Multiple companies along the resin supply chain are adjusting their inventory strategies and production outlooks due to a tight and pricey market.
Resins — key building blocks of a variety of plastic products — have been in short supply since a rare southern ice storm knocked out a significant chunk of U.S. production capacity and drove prices up 30% to 50%.
Resins are a byproduct of petroleum refining whose production capacity is concentrated along the U.S. Gulf Coast, a region that's no stranger to disruptions from catastrophic weather. Ahead of Hurricane Ida, which made landfall in Louisiana in late August, plastics manufacturers still reeling from February's winter storm had been stockpiling key resins to compensate for volatility in supply and pricing.
Resin prices surged
The market has plateaued a little bit, at least for now. But manufacturers continue to report higher prices and short supplies of resin-related products, according to the Institute for Supply Management's October Manufacturing Report on Business.
"Current inventories are at record levels, so we're seeing supply and demand balancing out," said Sudeep Suman, a director at the consulting firm AlixPartners. "Preparing for it softened the effect."
Still, volatility is increasingly the norm in the resin market. An ongoing pandemic continues to drive up demand for drinking straws, plastic containers, face shields, medical supplies and more. Stockpiling and preparation can only do so much.
Challenges in the resin supply chain
Water bottlers face a double whammy when it comes to key resins like PET. The clear, lightweight plastic is commonly used in food and beverage packaging.
The material became more expensive after a tax on imported resins was reinstated last year.
Duties on PET from China are now set at $1.80 for each $1 of imported goods, said Joe Doss, president and CEO of the International Bottled Water Association. And they're not just more expensive but also harder to get.
"Our members have products sitting on boats," Doss said.
Water bottlers have been responding to PET pricing volatility by trying to use less of it, a practice that’s leading to lighter bottles. Still, they’re seeing prices from domestic producers increase and are having to contend with partial deliveries, Doss said.
Resin is also a common material in paint, used to bind particles to one another and to the surface painted. As winter and tropical storms disrupted production, Sherwin-Williams lowered its sales and earnings expectations for the year in late September, citing the effects of Hurricane Ida.
"Our suppliers are now reporting that the impacts of Hurricane Ida are more severe and will be longer lasting than initially thought. Production of several key resins, additives and solvents, expected to resume by late September, has been pushed out," the company's CEO John G. Morikis said in a press release.
The company said it would purchase a specialty polymers manufacturer to bolster its internal resin manufacturing capacity.
"We see the opportunity to add millions of pounds of additional capacity to its footprint in the near term with relatively minimal investment," Morikis said.

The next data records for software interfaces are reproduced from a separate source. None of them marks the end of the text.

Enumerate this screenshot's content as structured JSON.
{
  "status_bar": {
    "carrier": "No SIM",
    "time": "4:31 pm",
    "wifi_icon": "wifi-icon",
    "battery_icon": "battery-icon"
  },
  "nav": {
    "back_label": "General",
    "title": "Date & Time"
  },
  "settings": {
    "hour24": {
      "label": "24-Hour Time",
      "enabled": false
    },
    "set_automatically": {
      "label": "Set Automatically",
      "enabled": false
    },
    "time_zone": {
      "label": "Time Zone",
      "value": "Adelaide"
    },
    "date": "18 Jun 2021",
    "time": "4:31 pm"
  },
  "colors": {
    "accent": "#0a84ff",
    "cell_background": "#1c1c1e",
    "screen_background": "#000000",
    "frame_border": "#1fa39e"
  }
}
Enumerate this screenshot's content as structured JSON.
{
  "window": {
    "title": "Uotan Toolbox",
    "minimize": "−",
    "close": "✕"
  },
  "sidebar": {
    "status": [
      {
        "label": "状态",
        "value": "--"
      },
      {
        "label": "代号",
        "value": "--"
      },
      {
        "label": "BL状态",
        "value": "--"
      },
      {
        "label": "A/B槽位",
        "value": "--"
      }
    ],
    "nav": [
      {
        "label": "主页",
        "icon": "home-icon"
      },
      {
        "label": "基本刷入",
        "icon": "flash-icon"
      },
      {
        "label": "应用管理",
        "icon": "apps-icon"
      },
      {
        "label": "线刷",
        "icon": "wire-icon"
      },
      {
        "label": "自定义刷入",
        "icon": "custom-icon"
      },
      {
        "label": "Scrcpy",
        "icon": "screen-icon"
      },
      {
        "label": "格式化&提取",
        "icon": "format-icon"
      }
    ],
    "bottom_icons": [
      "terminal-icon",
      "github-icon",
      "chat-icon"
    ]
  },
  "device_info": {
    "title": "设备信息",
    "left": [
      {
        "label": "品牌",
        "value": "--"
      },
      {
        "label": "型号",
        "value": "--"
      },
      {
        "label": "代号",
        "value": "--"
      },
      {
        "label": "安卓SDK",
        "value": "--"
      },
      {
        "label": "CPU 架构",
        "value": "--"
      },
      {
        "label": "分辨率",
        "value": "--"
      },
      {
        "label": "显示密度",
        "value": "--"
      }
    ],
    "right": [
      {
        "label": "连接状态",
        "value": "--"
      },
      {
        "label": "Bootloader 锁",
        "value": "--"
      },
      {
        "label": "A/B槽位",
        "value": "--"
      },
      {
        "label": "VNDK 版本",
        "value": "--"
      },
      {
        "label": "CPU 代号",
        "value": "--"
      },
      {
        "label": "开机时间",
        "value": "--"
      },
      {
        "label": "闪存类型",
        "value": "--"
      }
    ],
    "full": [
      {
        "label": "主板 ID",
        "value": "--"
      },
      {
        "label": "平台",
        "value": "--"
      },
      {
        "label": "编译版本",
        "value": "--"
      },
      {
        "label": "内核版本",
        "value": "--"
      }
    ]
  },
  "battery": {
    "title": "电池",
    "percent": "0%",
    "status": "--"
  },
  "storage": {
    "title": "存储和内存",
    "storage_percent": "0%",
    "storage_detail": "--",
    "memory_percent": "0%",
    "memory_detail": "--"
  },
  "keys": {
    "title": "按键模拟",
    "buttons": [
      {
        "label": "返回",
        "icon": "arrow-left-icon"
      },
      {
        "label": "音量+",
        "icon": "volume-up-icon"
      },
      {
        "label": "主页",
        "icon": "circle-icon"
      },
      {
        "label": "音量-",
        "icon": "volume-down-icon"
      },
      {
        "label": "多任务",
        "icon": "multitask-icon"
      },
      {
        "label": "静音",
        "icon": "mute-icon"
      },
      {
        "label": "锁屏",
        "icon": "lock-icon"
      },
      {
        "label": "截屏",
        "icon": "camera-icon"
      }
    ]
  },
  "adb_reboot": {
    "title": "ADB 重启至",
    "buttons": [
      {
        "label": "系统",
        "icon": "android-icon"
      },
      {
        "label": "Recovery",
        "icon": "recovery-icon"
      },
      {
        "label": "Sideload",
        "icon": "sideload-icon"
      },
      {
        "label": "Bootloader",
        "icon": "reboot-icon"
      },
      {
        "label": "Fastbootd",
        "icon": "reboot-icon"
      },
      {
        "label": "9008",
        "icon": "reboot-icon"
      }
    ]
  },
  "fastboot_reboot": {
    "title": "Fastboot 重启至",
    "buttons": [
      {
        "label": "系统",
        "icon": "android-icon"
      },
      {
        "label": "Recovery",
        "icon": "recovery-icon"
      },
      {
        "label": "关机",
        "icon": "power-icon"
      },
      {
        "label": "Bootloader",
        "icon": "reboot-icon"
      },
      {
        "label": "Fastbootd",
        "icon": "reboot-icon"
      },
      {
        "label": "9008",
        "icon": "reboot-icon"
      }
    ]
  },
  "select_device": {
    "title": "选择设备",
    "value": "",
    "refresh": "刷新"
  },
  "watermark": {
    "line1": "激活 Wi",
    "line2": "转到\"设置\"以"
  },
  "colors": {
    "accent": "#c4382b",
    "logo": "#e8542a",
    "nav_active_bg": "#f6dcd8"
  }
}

A 'breath of fresh air' for resin buyers
The automotive industry is among the largest users of resins. A shortage of semiconductors that has slowed down automotive production lines provided some relief that Suman said could lead to downward pressure on resin prices.
"It could be a little breath of fresh air for resin users," he said.
And other bits of welcome news are emerging for businesses reliant on resins. Commodity grade resin supply availability has improved, and spot prices for polyethylene and polypropylene — two of the most commonly used resins — have slowly been declining, according to The Plastics Exchange, a marketplace for buying and selling commodity grade resins.
"We're seeing supply and demand balancing out."
Director at AlixPartners
Polyethylene plants knocked offline in Texas — home to 85% of U.S. polyethylene production — after Hurricane Nicholas made landfall in September are coming back online. Meanwhile, facilities whose production schedules were significantly disrupted by Hurricane Ida's landfall in Louisiana in late August also are seeing their production capacity return.
But hurricanes continue to pose a threat to manufacturers largely based along the Gulf Coast in Texas and Louisiana. And even when hurricane season passes, winter brings the threat of more storms.
Suman expects resin supplies to remain tight through the winter and into 2022.
"We're not out of the woods yet," Suman said. "Winter is coming."
This story was first published in Supply Chain Dive's Procurement Weekly newsletter. Sign up here.